PROBLEM REQUIREMENTS
Search the data below for the string "Parks". Extract every line that contains it.

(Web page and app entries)

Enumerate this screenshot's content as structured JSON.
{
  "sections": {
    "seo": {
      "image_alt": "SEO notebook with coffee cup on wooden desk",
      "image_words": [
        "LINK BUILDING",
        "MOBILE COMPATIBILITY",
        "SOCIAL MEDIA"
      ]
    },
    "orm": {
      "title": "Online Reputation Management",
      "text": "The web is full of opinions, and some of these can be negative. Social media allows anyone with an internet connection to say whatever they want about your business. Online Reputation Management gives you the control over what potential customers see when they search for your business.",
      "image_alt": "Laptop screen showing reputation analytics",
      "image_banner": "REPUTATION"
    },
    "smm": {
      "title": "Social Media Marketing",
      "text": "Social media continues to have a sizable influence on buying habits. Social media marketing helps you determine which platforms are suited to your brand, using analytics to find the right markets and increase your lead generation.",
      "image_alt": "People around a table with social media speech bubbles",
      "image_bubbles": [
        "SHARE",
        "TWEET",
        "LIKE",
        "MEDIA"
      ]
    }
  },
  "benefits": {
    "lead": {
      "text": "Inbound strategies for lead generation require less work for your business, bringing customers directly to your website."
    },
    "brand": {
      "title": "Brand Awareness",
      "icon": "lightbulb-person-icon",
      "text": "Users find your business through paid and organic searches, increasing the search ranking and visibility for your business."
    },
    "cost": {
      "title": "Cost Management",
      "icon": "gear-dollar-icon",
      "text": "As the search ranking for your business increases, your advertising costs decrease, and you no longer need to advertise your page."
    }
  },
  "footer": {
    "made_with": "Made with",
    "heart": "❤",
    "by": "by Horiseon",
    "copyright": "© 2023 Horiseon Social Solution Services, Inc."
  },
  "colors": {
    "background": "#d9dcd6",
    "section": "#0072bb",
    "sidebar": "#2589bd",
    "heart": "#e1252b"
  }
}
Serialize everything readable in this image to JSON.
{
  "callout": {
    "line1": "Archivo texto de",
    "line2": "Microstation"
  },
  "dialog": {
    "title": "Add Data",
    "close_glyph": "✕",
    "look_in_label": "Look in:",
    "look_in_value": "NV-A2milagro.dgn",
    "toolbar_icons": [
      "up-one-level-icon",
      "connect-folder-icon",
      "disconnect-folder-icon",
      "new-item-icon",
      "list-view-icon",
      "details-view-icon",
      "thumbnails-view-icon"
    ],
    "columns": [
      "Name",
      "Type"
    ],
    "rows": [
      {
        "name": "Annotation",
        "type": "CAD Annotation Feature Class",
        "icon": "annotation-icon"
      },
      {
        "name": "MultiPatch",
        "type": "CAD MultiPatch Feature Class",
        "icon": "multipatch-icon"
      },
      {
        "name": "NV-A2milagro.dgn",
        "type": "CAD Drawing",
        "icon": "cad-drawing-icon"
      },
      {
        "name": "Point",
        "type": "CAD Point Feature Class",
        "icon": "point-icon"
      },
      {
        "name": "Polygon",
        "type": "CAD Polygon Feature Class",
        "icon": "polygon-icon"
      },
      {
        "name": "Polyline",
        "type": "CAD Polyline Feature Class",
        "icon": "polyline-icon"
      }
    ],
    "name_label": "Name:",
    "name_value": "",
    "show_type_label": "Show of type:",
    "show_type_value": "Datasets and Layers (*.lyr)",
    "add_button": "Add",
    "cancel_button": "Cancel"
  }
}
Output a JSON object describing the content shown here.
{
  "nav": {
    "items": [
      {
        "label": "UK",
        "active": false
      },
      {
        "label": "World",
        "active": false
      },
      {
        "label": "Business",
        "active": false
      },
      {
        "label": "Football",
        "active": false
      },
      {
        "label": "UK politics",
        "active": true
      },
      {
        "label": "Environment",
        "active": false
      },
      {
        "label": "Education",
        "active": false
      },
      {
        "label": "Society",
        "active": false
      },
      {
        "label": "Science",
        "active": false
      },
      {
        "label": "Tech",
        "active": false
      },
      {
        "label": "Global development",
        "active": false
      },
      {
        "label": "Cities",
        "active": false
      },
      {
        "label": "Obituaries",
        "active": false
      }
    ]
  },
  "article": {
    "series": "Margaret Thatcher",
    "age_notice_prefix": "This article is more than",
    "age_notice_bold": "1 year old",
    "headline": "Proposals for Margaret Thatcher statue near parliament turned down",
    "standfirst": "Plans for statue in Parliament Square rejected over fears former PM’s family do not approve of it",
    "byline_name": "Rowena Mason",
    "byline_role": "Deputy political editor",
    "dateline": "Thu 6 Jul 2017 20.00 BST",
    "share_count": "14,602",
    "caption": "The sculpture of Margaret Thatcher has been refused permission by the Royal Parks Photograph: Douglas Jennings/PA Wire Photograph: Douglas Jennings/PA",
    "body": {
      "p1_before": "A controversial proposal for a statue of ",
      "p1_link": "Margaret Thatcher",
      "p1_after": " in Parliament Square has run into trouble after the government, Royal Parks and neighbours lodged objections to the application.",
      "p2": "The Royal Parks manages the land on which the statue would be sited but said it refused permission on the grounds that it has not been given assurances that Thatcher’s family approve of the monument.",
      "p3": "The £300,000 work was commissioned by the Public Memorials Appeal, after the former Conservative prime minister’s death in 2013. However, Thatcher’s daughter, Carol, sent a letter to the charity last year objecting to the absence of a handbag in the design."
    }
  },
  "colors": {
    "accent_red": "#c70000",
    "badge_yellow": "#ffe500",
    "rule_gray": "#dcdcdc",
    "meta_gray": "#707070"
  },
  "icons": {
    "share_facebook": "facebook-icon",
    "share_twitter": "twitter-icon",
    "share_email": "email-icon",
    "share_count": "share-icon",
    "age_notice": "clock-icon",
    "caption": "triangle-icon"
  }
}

SOLUTION TO THE PROBLEM
    "caption": "The sculpture of Margaret Thatcher has been refused permission by the Royal Parks Photograph: Douglas Jennings/PA Wire Photograph: Douglas Jennings/PA",
      "p1_after": " in Parliament Square has run into trouble after the government, Royal Parks and neighbours lodged objections to the application.",
      "p2": "The Royal Parks manages the land on which the statue would be sited but said it refused permission on the grounds that it has not been given assurances that Thatcher’s family approve of the monument.",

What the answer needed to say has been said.